Third periodEdit

Indular Manufacturas kept the Signia brand, while the rest of former Gatic brands were dismissed or acquired by other companies. Signia had ceased sponsoring teams during the period of bankruptcy. Nevertheless, the company signed deals with more teams in 2006: Argentinos Juniors and Gimnasia y Esgrima de Jujuy.
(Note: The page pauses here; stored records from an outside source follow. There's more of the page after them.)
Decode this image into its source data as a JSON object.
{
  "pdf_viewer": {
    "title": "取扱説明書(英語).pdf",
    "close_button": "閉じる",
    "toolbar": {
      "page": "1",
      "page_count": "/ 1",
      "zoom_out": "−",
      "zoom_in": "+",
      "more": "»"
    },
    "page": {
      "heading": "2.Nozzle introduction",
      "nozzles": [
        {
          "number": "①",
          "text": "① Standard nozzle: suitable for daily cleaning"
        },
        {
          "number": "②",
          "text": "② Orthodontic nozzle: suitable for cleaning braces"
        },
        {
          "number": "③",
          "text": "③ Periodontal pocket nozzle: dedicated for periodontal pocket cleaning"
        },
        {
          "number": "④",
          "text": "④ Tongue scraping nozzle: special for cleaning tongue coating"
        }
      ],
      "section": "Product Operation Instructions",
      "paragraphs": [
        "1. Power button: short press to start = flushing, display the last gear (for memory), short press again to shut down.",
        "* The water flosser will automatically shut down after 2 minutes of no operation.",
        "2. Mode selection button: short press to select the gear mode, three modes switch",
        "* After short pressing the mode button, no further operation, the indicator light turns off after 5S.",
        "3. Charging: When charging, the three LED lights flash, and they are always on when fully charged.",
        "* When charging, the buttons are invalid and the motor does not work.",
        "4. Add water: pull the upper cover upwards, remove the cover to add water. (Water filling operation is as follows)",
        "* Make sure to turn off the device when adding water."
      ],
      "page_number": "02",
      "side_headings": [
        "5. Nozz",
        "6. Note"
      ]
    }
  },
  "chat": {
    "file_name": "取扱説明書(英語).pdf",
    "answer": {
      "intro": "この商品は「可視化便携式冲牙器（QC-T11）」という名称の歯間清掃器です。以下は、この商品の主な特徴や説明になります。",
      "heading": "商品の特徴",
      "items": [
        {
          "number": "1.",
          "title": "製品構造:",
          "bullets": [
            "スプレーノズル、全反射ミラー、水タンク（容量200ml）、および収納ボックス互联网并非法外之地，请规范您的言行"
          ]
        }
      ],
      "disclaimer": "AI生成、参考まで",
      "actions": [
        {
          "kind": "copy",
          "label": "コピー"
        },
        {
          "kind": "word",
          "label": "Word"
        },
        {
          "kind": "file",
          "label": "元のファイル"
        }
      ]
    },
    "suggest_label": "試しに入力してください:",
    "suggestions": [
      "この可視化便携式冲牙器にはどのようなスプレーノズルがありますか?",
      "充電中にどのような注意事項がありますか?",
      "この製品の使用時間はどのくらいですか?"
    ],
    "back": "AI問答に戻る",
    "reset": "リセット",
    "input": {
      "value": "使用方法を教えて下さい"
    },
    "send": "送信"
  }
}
One year later Signia added Belgrano de Córdoba and Lanús to its list of teams sponsored.

In July 2007 Indular Manufacturas was acquired by Brazilian company Vulcabras, owner of Olympikus and part of the Grendene Group.[12]

Soon after arriving to Argentina, Vulcabras (through its brand Olympikus) began its business in the region, taking over the teams sponsored by Signia at the time: Lanús (in 2009)[13] and Argentinos Juniors (in 2010).[14] As a result, Signia disappeared from the sports business for a while.

Fourth run: 2010–presentEdit

 
Taekwondo athlete Sebastián Crismanich wearing Signia official equipment, August 2012

In August 2010, Signia made a new appearance in the Argentine sports market, signing a deal with All Boys,[15] which had promoted to Primera División that same year. The brand was relaunched by a new company called GGM S.A., which also obtained the license to manufacture and commercialize the Pony products in Argentina, Brazil, Uruguay and Paraguay.

Signia also signed an agreement with the Argentine Olympic Committee to provide equipment to its athletes during the Summer Olympics and Pan American Games, ending in 2016. The brand made its debut during the 2011 Pan American Games held in Guadalajara.[16][17]

SponsorshipsEdit

CurrentEdit

PastEdit

FootballEdit

Rugby unionEdit

VolleyballEdit

BibliographyEdit

  • The story of Signia: Part 1, Part 2, Part 3, and Part 4 by Eugenio Palopoli on Arte y Sport website, April 16, to May 7, 2012 (links archived)
  • El Error de ser Argentino by Eduardo Bakchellian, Galerna Editor, Argentina (2000) – ISBN 9505564090

Further readingEdit

ReferencesEdit

  1. ^ Lo que hicieron con Gatic no tiene nombre by Tomás Labrit (interview to Eduardo Bakchellian), 2 Aug 2018 on Periódico El Barrio
  2. ^ TyC lanza una línea de indumentaria, La Nación, 23 April 1999
  3. ^ La otra camiseta negra on Mundo Azulgrana, 4 Dec 2018
  4. ^ San Lorenzo es el arte de la elegancia, Clarín, 3 August 2000
  5. ^ "Gatic se quedó sin Adidas". Retrieved 10 March 2017.
  6. ^ "Bolívar Signia in Somos Voley website". Archived from the original on 2012-04-30. Retrieved 2012-05-11.
  7. ^ a b "Cuestión de pelotas" by Gustavo Veiga, Página/12, 2003-01-20
  8. ^ "La Justicia decretó la quiebra de Gatic". Retrieved 10 March 2017.
  9. ^ "La Nueva – La Nueva Provincia – Diario de Bahía Blanca". Archived from the original on 27 January 2013. Retrieved 10 March 2017.
  10. ^ "Filosofía global y zapatos de lona – Rolling Stone Argentina". Archived from the original on 12 March 2017. Retrieved 10 March 2017.
  11. ^ "Gotelli ya tiene las plantas de Gatic". Retrieved 10 March 2017.
  12. ^ ""En seis años la producción de calzado aumentó más del triple", Ministerio de Industria de Argentina". Archived from the original on 2012-03-09. Retrieved 2012-05-11.
  13. ^ Silber, Diego. "Olympikus ya está en Argentina: nuevas camisetas de Lanús – Marca de Gol". Retrieved 10 March 2017.
  14. ^ "Racing de estreno: nuevo sponsor y camiseta", Racing Club website, 2009-12-29 Archived 2010-12-04 at the Wayback Machine
  15. ^ Silber, Diego. "All Boys regresa a Primera, y Signia al fútbol – Marca de Gol". Retrieved 10 March 2017.
  16. ^ Palopoli, Eugenio (4 October 2011). "Signia auspicia a los deportistas argentinos en los Juegos Panamericanos de Guadalajara". Retrieved 10 March 2017.
  17. ^ "Signia viste a los atletas que nos representarán en los Juegos Panamericanos". 6 October 2011. Retrieved 10 March 2017.
  18. ^ "Signia, nuevo sponsorship del Club All Boys" on All Boys website, 11 Dec 2014
  19. ^ "All Boys presentó sus nuevas camisetas para 2015" on MinutoUno, 13 Feb 2015

External linksEdit